=== Section Start ===

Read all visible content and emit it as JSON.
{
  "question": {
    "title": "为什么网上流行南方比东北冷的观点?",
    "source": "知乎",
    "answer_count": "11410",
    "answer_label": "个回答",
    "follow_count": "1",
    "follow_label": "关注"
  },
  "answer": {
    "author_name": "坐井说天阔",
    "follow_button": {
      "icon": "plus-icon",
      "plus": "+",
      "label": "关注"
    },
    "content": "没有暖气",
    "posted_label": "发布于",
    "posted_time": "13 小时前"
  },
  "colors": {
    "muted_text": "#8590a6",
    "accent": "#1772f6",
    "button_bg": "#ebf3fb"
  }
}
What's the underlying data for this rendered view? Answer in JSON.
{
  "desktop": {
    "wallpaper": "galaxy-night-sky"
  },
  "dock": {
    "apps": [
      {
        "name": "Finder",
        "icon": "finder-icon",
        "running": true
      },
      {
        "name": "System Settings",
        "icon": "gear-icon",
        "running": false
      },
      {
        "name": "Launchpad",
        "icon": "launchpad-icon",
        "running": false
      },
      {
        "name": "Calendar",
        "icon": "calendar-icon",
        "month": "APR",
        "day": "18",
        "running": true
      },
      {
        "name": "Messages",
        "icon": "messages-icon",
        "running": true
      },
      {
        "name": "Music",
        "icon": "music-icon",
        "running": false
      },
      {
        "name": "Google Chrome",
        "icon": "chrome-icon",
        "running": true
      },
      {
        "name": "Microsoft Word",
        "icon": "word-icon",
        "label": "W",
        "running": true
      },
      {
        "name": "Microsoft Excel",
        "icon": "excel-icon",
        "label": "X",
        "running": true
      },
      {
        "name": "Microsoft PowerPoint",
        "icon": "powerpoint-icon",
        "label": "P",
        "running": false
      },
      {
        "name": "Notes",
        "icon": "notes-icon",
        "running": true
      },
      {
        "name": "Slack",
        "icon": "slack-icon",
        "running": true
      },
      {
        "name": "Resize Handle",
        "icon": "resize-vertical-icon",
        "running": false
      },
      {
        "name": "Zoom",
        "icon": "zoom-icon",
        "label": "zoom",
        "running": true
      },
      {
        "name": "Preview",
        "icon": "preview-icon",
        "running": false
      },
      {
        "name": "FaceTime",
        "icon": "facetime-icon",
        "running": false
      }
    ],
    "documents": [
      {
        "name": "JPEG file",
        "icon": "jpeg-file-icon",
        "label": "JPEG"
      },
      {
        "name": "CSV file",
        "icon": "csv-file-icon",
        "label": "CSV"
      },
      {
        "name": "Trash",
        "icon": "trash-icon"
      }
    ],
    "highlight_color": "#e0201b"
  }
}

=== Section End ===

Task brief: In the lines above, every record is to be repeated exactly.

Output of the task:
Read all visible content and emit it as JSON.
{
  "question": {
    "title": "为什么网上流行南方比东北冷的观点?",
    "source": "知乎",
    "answer_count": "11410",
    "answer_label": "个回答",
    "follow_count": "1",
    "follow_label": "关注"
  },
  "answer": {
    "author_name": "坐井说天阔",
    "follow_button": {
      "icon": "plus-icon",
      "plus": "+",
      "label": "关注"
    },
    "content": "没有暖气",
    "posted_label": "发布于",
    "posted_time": "13 小时前"
  },
  "colors": {
    "muted_text": "#8590a6",
    "accent": "#1772f6",
    "button_bg": "#ebf3fb"
  }
}
What's the underlying data for this rendered view? Answer in JSON.
{
  "desktop": {
    "wallpaper": "galaxy-night-sky"
  },
  "dock": {
    "apps": [
      {
        "name": "Finder",
        "icon": "finder-icon",
        "running": true
      },
      {
        "name": "System Settings",
        "icon": "gear-icon",
        "running": false
      },
      {
        "name": "Launchpad",
        "icon": "launchpad-icon",
        "running": false
      },
      {
        "name": "Calendar",
        "icon": "calendar-icon",
        "month": "APR",
        "day": "18",
        "running": true
      },
      {
        "name": "Messages",
        "icon": "messages-icon",
        "running": true
      },
      {
        "name": "Music",
        "icon": "music-icon",
        "running": false
      },
      {
        "name": "Google Chrome",
        "icon": "chrome-icon",
        "running": true
      },
      {
        "name": "Microsoft Word",
        "icon": "word-icon",
        "label": "W",
        "running": true
      },
      {
        "name": "Microsoft Excel",
        "icon": "excel-icon",
        "label": "X",
        "running": true
      },
      {
        "name": "Microsoft PowerPoint",
        "icon": "powerpoint-icon",
        "label": "P",
        "running": false
      },
      {
        "name": "Notes",
        "icon": "notes-icon",
        "running": true
      },
      {
        "name": "Slack",
        "icon": "slack-icon",
        "running": true
      },
      {
        "name": "Resize Handle",
        "icon": "resize-vertical-icon",
        "running": false
      },
      {
        "name": "Zoom",
        "icon": "zoom-icon",
        "label": "zoom",
        "running": true
      },
      {
        "name": "Preview",
        "icon": "preview-icon",
        "running": false
      },
      {
        "name": "FaceTime",
        "icon": "facetime-icon",
        "running": false
      }
    ],
    "documents": [
      {
        "name": "JPEG file",
        "icon": "jpeg-file-icon",
        "label": "JPEG"
      },
      {
        "name": "CSV file",
        "icon": "csv-file-icon",
        "label": "CSV"
      },
      {
        "name": "Trash",
        "icon": "trash-icon"
      }
    ],
    "highlight_color": "#e0201b"
  }
}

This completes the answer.